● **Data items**
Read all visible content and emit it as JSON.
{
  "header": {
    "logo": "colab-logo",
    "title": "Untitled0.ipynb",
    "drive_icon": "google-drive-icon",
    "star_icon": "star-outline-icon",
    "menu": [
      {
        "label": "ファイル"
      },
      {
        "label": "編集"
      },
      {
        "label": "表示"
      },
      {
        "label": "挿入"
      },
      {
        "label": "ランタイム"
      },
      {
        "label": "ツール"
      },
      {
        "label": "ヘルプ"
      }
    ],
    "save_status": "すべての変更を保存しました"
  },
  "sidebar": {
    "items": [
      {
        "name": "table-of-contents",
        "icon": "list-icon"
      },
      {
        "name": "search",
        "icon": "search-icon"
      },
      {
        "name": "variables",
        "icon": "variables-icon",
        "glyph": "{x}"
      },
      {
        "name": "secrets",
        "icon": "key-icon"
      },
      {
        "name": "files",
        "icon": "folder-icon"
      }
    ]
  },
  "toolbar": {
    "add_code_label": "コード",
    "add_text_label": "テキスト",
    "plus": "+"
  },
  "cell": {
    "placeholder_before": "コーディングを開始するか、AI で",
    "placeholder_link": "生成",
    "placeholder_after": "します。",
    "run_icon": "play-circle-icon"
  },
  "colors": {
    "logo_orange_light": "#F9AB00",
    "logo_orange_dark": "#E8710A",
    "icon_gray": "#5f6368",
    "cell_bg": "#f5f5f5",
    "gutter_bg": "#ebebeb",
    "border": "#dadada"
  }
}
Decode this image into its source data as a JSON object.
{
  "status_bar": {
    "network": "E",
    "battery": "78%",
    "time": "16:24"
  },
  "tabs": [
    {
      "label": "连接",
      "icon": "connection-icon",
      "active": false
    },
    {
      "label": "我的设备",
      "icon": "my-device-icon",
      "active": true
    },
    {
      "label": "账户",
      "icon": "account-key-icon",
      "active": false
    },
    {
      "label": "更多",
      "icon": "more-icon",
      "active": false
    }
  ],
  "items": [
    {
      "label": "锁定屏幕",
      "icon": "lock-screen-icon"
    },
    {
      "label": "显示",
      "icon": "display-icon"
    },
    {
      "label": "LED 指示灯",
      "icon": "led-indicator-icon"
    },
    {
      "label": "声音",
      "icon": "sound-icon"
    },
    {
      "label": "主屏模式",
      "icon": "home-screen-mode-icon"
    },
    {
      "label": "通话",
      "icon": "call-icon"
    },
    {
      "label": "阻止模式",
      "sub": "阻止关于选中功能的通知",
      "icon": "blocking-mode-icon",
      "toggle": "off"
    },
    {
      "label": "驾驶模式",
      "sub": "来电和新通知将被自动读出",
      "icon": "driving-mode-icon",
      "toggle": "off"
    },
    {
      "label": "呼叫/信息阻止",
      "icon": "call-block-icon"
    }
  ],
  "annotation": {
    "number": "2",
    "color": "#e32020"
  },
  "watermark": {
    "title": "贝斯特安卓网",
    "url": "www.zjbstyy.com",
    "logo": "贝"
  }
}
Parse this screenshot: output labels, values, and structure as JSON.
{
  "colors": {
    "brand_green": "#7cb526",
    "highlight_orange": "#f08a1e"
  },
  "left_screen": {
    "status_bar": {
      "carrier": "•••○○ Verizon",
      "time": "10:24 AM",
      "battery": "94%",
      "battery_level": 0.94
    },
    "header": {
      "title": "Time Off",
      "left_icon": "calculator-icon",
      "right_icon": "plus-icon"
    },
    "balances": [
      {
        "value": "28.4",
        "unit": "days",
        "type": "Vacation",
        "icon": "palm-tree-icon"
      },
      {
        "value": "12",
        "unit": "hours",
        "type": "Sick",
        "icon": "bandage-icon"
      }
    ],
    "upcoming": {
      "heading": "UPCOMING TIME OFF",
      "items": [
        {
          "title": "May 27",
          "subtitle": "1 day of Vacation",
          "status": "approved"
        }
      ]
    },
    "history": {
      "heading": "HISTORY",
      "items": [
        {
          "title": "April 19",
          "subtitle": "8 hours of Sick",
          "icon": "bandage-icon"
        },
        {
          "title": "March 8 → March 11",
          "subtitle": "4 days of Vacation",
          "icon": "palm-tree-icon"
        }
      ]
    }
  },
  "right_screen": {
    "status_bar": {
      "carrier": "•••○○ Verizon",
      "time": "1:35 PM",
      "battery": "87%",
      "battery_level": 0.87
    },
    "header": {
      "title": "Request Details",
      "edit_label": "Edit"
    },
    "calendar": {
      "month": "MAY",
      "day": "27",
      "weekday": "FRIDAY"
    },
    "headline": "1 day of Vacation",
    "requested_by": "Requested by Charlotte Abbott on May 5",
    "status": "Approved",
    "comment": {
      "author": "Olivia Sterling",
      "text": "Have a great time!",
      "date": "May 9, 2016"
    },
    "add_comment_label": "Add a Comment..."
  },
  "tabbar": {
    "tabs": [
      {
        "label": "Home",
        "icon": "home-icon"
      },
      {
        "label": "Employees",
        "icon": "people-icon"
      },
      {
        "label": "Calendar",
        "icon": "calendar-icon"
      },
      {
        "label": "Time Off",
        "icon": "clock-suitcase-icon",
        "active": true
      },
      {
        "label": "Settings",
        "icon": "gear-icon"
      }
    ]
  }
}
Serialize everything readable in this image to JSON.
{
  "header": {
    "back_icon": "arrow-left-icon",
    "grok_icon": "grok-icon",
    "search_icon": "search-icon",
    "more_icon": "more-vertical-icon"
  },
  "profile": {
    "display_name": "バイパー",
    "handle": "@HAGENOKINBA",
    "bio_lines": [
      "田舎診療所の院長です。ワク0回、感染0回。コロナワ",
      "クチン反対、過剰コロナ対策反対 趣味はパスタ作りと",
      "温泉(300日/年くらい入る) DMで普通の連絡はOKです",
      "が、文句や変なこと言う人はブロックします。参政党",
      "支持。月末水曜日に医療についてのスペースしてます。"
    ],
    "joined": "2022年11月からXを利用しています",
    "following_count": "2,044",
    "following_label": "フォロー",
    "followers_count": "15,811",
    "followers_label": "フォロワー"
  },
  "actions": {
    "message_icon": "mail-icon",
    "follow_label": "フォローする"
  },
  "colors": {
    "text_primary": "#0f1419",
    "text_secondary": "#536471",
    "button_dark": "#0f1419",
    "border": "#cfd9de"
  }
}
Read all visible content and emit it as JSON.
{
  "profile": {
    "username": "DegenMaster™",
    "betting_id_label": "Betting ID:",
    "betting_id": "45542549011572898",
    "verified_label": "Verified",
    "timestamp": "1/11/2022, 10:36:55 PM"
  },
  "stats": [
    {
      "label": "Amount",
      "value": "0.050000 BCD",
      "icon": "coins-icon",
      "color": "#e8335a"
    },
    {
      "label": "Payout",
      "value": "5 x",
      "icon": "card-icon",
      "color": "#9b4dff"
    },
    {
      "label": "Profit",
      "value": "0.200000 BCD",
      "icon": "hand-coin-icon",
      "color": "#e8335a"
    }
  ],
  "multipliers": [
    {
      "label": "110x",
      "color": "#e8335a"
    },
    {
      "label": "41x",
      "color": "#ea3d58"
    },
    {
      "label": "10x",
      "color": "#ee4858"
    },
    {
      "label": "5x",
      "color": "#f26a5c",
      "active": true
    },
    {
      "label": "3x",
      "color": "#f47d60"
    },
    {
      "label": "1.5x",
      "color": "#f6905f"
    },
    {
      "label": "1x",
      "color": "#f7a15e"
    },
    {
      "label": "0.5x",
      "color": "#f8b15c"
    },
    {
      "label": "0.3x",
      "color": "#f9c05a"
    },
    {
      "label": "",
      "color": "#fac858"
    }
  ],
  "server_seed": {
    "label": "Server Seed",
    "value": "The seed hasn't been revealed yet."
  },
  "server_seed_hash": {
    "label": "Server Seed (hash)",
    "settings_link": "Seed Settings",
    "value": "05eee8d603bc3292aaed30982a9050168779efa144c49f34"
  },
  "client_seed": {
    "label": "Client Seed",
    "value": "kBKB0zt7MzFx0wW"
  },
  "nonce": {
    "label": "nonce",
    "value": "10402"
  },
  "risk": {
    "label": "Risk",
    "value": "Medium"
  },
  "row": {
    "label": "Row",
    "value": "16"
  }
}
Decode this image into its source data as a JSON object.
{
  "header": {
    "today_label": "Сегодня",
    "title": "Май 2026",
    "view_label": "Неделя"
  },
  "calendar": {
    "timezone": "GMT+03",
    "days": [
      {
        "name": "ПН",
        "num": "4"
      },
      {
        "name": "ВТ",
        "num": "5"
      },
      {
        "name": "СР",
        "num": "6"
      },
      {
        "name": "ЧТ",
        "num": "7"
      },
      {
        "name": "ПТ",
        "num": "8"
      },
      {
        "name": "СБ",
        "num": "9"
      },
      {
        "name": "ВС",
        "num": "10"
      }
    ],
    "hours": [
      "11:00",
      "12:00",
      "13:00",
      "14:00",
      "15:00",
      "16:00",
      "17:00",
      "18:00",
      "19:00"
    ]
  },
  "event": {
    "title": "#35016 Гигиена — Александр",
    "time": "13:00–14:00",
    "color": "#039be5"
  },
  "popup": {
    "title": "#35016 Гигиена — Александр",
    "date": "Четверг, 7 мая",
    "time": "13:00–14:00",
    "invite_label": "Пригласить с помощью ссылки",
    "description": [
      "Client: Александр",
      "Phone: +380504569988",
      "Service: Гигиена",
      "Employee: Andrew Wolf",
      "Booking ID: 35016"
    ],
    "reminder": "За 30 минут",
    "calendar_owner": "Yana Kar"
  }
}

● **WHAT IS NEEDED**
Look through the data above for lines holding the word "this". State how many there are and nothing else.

● **TASK RESPONSE**
4